▸ **WHAT IS BEING ASKED**
Whenever a line of the records below contains the word "Nazareth", copy that line.

▸ **TASK INPUTS**
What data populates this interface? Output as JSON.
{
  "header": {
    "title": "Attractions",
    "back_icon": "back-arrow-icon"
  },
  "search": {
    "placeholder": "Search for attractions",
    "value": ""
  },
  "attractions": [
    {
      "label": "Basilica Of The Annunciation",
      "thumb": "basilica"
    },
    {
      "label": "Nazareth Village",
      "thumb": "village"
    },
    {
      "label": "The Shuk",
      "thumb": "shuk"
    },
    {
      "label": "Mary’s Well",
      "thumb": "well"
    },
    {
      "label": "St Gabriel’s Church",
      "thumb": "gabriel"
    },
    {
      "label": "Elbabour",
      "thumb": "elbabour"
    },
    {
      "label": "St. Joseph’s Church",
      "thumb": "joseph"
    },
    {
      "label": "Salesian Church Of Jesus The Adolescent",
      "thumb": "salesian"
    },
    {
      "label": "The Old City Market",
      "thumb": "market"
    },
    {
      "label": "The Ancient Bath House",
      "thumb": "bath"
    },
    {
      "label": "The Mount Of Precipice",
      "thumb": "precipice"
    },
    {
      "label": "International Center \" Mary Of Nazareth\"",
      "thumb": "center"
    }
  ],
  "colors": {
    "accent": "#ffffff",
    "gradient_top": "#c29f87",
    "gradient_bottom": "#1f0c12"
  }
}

▸ **EXERCISE ANSWER**
      "label": "Nazareth Village",
      "label": "International Center \" Mary Of Nazareth\"",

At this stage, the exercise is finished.